Hook developer’s wallet turned out to be empty

In Richard Wells’ recent letter, he incorrectly stated that a local citizens group, Save Sandy Hook, wanted to tear down some unused buildings at Fort Hancock.

The group never ever took this position. Instead, the group concentrated its criticism on the National Park Service’s plan to lease 36 of the fort buildings for 60 years to an inexperienced developer for commercial purposes. The group argued that the “almost criminal neglect” of the buildings by the park service, to quote one newspaper editorial, didn’t justify allowing commercial, non-park operations to sneak into Fort Hancock.

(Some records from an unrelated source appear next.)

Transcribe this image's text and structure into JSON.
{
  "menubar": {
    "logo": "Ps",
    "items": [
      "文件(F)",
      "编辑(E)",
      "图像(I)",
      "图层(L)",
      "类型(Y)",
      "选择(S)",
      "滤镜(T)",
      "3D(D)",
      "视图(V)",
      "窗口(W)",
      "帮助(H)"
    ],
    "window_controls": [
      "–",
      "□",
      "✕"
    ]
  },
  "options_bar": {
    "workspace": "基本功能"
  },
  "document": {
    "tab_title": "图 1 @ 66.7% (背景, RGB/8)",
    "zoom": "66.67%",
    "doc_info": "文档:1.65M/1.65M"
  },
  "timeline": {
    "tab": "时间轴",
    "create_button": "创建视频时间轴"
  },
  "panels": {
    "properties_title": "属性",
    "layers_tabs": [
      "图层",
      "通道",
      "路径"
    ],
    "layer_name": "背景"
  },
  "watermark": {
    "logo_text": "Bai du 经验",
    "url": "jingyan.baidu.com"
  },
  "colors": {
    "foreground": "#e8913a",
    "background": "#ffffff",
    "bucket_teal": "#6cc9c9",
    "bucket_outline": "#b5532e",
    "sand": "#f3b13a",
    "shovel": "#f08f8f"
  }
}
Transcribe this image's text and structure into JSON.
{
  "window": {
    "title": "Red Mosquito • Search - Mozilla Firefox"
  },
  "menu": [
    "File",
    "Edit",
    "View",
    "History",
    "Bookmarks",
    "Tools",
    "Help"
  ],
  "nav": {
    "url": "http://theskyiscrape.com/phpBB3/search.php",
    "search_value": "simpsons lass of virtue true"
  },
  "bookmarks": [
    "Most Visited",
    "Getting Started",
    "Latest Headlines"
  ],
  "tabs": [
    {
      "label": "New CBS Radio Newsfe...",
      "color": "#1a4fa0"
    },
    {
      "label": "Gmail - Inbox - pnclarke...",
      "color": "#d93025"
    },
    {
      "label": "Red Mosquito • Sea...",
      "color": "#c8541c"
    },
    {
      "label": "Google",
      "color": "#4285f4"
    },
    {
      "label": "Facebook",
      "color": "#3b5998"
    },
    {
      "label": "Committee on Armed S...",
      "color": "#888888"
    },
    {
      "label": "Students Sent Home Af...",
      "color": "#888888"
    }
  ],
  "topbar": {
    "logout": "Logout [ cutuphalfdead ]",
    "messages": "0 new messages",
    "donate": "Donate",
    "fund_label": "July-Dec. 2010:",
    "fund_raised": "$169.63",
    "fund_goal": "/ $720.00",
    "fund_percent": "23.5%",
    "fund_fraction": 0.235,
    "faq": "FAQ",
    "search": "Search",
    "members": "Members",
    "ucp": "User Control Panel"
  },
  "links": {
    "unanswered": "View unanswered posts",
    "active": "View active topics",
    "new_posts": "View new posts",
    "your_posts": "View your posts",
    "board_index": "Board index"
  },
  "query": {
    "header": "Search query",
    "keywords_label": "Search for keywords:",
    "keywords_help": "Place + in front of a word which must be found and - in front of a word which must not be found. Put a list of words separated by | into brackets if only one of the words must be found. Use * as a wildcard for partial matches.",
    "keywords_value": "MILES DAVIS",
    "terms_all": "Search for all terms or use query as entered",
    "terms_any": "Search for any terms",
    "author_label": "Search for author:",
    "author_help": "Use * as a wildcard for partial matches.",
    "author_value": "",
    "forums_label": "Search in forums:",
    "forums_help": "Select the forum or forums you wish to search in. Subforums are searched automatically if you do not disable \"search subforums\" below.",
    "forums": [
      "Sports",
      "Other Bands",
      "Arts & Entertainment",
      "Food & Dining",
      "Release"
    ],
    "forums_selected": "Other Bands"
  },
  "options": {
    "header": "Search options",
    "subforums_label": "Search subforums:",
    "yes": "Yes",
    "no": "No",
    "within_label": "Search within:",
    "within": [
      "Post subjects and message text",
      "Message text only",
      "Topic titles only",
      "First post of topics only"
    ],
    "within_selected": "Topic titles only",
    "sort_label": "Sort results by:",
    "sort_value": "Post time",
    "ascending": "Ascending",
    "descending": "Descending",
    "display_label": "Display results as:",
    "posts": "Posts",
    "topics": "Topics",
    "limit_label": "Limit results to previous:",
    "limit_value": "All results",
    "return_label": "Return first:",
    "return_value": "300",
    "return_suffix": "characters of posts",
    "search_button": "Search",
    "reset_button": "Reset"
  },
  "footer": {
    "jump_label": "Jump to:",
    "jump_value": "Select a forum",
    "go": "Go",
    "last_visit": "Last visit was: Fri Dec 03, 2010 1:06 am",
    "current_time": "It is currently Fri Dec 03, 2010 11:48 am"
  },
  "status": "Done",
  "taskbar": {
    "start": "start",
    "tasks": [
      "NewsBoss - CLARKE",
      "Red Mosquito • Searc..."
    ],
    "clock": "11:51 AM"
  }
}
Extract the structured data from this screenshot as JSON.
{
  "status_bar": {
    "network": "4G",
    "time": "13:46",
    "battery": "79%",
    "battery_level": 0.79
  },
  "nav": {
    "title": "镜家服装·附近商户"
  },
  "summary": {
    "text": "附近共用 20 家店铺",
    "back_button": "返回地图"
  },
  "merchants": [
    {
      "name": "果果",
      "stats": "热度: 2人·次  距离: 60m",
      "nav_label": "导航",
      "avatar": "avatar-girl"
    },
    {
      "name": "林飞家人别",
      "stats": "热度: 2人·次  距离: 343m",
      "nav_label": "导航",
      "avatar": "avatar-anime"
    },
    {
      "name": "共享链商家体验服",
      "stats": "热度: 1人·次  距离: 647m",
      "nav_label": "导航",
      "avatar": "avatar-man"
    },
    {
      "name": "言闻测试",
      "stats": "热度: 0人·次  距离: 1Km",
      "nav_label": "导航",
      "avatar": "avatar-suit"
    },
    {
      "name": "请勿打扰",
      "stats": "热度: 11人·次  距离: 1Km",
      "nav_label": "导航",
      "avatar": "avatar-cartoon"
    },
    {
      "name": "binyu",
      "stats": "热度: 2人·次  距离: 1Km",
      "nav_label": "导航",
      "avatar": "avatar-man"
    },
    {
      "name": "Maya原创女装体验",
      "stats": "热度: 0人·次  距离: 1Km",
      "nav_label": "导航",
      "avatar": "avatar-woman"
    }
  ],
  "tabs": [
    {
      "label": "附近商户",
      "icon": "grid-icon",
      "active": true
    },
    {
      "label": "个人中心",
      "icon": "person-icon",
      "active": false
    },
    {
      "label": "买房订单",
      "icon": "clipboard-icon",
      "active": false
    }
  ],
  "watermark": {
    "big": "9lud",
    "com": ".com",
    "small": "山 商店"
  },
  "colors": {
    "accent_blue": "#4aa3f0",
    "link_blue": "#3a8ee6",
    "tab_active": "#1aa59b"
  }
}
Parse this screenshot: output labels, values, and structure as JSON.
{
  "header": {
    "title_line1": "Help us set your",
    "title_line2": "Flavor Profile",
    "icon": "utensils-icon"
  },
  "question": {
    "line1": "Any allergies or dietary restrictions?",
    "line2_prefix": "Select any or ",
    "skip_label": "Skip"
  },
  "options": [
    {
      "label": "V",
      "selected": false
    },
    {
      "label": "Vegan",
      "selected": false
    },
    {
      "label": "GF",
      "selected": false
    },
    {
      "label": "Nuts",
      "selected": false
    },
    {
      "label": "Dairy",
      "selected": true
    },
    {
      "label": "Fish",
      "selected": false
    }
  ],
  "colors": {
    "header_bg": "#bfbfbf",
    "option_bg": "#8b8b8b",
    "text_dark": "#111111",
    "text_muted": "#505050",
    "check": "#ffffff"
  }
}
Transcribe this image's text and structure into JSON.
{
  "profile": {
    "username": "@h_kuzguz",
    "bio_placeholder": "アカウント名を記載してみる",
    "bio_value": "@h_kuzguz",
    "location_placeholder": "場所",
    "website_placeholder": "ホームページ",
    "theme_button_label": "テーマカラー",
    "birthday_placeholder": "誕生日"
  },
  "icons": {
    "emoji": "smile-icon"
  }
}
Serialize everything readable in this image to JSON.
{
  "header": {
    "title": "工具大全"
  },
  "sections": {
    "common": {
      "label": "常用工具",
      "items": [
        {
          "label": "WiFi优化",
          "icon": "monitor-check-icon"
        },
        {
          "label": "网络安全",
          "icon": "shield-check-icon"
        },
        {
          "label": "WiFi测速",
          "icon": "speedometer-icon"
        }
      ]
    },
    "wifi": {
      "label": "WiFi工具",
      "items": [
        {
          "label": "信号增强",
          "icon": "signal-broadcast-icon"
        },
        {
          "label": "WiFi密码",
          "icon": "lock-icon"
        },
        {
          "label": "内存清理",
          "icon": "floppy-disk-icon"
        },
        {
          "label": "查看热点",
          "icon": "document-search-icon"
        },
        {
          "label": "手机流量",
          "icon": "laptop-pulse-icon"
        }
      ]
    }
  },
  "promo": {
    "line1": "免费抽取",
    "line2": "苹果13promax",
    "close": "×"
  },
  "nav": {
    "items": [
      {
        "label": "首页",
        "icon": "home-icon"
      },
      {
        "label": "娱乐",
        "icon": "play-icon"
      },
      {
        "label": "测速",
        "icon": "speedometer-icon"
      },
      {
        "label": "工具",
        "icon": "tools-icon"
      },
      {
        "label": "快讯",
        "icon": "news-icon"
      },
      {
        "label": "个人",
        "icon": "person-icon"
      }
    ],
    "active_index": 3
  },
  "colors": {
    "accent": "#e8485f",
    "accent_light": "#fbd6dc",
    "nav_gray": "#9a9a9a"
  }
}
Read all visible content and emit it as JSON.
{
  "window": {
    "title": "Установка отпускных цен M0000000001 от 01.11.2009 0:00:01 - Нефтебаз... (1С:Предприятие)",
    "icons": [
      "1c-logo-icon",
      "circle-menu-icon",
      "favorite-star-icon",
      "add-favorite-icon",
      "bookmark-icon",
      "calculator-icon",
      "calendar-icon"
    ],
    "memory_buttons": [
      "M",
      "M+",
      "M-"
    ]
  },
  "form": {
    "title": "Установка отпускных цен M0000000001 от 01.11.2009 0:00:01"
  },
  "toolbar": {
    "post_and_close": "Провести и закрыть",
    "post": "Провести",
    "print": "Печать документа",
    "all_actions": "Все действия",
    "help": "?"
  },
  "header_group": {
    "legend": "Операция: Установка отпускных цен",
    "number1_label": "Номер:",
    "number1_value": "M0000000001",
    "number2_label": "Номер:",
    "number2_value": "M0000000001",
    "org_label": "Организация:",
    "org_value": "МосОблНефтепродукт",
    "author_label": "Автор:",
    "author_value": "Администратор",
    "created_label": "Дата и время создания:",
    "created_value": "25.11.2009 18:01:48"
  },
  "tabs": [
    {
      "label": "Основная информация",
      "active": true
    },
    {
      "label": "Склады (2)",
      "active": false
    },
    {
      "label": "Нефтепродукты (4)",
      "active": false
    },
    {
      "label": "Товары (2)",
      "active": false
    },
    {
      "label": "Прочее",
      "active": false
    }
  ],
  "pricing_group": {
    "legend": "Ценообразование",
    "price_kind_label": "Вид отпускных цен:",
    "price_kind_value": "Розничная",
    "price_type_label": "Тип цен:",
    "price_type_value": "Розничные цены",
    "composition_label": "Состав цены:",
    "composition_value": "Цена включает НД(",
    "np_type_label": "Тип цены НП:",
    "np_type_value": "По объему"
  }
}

In presumably justifying the National Park Service’s abysmal maintenance of Fort Hancock for three decades, including the 10- year period when Mr. Wells as an assistant superintendent and then-superintendent helped keep the financially strapped developer afloat, Wells incorrectly said two federal district courts ruled the National Park Service did not violate any federal law in leasing Fort Hancock buildings.

The courts never said any such thing. Both courts narrowly ruled against Save Sandy Hook’s suit, stating the citizens group lacked “standing” to sue. Neither court considered nor commented on the merits of the citizens’ complaints.

In fact, the Park Service’s inspector general — after prodding by Rep. Frank Pallone — admitted that indeed there were irregularities in how the Park Service picked its inexperienced developer.


hat now must be investigated

is why, since 1999, the Park Service during Mr. Wells’ watch granted at least 11 extensions to the developer to raise the funds he was supposed to have in hand when he submitted his proposal. What also must be investigated is another gift, a bogus “lease” the Park Service said it granted the developer in 2004 — when he still didn’t have the funding required by federal law. A stealthily signed third “lease” in 2007, based on the bogus 2004 lease for three buildings that had been repaired and maintained by taxpayers’ dollars and funds from a private foundation, also deserves a closer look.

But when the Park Service finally asked the developer, “What’s in your wallet,” and the wallet proved to be empty, it recently dropped him as Fort Hancock’s developer. About time. But the systemic irregularities of the National Parks bureaucracy at the fort must be investigated to prevent future commercial invasions of our national parks.
George Moffatt
(Mr. Moffatt is a board member

of Save Sandy Hook)